* **REQUIRED WORK**
Examine each line of the data, and copy the ones containing "number".

● ● ● ● ●

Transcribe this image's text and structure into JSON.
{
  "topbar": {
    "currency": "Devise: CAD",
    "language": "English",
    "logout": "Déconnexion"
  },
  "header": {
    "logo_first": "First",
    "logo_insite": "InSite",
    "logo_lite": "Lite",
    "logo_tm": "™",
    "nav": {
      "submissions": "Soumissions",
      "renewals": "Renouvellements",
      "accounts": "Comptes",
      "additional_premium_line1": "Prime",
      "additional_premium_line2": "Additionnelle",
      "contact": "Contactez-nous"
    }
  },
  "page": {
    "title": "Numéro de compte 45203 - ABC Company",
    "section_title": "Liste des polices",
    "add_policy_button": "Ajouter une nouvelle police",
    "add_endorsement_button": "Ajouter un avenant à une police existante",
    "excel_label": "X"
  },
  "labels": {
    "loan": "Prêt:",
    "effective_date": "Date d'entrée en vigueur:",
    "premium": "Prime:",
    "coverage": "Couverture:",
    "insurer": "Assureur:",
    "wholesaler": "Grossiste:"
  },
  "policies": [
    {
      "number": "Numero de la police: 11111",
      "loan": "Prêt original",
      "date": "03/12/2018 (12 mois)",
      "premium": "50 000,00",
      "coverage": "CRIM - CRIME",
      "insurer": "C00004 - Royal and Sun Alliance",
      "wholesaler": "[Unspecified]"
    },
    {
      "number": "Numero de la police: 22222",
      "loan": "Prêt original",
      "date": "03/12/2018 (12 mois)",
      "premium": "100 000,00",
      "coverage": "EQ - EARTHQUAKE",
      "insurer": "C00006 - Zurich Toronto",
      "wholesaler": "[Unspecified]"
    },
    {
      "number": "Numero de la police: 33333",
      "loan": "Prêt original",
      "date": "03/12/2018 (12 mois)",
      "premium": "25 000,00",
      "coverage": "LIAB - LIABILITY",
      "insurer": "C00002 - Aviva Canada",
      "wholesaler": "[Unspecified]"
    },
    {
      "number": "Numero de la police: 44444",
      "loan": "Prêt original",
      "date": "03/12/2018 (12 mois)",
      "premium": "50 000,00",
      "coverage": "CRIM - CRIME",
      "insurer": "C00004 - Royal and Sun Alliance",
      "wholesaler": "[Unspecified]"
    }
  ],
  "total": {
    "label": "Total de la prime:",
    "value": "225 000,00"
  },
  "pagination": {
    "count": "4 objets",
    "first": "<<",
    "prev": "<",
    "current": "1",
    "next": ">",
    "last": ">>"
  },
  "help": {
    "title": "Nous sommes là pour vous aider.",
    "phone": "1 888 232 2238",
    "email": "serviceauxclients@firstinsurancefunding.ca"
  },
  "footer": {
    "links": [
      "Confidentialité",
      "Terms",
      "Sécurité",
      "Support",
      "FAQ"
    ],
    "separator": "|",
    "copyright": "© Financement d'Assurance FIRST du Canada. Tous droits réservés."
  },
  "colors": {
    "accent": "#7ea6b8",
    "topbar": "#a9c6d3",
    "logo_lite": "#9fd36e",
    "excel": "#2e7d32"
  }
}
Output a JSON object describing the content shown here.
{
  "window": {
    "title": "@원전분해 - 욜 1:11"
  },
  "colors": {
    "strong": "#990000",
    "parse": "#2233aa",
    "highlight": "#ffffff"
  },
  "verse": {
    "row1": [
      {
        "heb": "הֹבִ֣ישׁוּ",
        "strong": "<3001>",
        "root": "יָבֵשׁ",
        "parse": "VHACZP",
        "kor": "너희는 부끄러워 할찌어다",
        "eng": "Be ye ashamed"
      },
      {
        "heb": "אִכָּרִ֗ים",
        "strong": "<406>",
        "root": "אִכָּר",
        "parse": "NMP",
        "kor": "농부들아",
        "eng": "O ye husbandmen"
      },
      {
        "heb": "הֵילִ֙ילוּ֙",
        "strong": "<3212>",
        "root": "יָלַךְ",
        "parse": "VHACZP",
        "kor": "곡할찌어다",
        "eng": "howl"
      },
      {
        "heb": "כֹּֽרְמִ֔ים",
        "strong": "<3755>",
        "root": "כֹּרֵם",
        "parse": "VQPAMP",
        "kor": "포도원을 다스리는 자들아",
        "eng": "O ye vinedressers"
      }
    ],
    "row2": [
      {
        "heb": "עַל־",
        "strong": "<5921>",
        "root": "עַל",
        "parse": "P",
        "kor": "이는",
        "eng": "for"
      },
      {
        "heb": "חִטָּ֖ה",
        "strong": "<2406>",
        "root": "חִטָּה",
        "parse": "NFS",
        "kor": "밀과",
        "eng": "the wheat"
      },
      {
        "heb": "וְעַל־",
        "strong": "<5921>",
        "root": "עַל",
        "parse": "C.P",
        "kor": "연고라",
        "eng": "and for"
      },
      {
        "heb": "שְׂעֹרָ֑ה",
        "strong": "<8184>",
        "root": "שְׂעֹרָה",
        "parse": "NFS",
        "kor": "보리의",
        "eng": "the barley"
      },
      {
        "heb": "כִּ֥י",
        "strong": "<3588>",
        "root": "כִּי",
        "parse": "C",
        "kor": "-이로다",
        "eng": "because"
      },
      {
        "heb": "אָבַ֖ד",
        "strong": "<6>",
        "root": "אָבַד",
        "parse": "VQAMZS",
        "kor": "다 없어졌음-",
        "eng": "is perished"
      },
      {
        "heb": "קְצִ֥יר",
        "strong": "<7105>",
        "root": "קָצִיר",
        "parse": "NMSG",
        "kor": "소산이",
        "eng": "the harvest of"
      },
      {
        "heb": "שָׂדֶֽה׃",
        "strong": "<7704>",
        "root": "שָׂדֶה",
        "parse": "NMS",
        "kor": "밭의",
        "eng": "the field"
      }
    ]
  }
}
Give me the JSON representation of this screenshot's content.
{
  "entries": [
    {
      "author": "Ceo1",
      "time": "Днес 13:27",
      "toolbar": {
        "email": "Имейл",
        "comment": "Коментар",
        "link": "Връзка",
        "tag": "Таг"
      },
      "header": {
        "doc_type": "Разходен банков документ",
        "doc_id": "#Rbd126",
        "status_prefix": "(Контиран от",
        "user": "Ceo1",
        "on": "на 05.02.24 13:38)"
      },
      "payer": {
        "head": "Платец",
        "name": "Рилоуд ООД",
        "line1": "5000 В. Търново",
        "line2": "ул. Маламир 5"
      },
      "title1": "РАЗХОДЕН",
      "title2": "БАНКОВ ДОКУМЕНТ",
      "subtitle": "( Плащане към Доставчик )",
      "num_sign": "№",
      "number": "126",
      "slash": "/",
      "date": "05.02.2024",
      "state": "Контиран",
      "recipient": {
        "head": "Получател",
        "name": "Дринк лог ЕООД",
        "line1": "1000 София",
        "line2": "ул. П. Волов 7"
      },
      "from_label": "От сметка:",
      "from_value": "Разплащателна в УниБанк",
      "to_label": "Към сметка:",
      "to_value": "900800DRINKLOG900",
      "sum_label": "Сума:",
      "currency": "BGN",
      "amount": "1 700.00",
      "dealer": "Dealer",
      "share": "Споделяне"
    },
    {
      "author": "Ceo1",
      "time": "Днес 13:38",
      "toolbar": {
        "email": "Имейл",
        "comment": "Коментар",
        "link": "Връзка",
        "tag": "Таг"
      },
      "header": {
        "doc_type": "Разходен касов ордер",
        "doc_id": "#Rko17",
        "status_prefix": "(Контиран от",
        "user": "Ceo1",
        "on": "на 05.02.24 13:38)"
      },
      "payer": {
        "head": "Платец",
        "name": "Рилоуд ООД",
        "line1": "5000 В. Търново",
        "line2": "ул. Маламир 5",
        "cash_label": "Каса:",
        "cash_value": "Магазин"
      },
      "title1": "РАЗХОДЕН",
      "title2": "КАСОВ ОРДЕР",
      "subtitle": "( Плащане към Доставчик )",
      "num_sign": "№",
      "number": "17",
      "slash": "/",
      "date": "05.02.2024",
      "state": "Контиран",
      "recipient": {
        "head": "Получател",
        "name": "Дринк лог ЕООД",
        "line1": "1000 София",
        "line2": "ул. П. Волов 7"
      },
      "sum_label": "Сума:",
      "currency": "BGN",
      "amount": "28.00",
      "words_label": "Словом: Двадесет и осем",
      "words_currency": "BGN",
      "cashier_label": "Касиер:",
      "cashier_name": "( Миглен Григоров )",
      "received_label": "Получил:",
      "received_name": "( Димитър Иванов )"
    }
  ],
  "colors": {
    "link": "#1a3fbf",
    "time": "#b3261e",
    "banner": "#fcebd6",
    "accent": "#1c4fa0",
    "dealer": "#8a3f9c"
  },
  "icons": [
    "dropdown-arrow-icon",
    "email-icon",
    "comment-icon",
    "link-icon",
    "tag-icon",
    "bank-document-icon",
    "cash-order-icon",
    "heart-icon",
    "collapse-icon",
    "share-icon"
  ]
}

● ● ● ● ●

* **TASK SOLUTION**
      "number": "Numero de la police: 11111",
      "number": "Numero de la police: 22222",
      "number": "Numero de la police: 33333",
      "number": "Numero de la police: 44444",
      "number": "126",
      "number": "17",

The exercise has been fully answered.